A new Buddhist tertiary educational facility and multicultural art gallery modelled on the symbol of a lotus flower was officially opened on March 1 in Wollongong.

The Nan Tien Institute and Cultural Centre, designed by Woods Bagot architects, sits opposite the Nan Tien Temple, the largest Buddhist temple in the southern hemisphere, and on the site of a former garbage tip bought by the Nan Tien Institute from the council for one Australian dollar.

To reflect this, Woods Bagot conceived the building form from the starting point of a Lotus flower “growing from the mud”, from which a project of four distinct building pods housing teaching and community facilities, a museum and art gallery, library, cafe, gift shop and lecture theatres, eventuated.

​The 6,000sqm project is formed around an interior public space from which pods are linked by active bridges on different levels. Woods Bagot says that the design kept with the Humanistic Buddhist teachings of FO Guang Shan.

“The building combines the functions of a contemporary learning environment with a destination for visitors to Nan Tien Temple, bringing the community together to reflect and celebrate Buddhist philosophy,” says Georgia Singleton, Director and Global Sector Leader in Education, Science and Health at Woods Bagot.

The Buddhist symbol of the lotus is one aspect of the design, which will have a range of features that reflect NTI’s Buddhist philosophy and provide a “seamless transition between the (Nan Tien) Temple and education facility.”

“In keeping with the Humanistic Buddhist teachings of Fo Guang Shan, the architecture avoids hierarchy, is modern, values the ‘spaces in between’ as well as providing  a neutral environment devoid of excess and materialism,” says Woods Bagot Senior Associate John Prentice.

In avoiding excess and materialism, Woods Bagot chose a fairly simple material pallete dominated by robust off-form concrete blades and curves contrasting with the warmth of White Oak timber battened interior ceilings from Woodform Architectural and an Axolotl Terracotta façade outside.

The terracotta facade elements are an aluminium substrate material which enabled each blade to be articulated around an axis and locked in place.
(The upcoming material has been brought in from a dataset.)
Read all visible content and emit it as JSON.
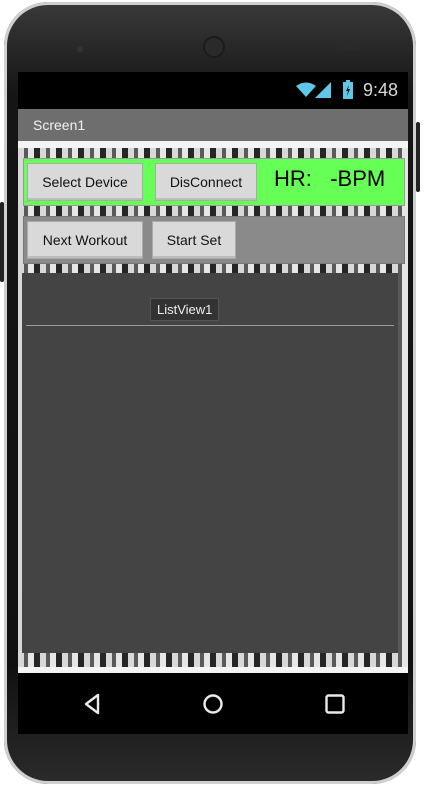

The blades subtly shift in direction adding a strong textural component to the building and conveying the image of a contemporary lotus leaf when viewed from a distance. The visible timber grain of the concrete pods was made by pouring concrete into custom-made steel and timber moulds.

Photography: Peter Bennetts.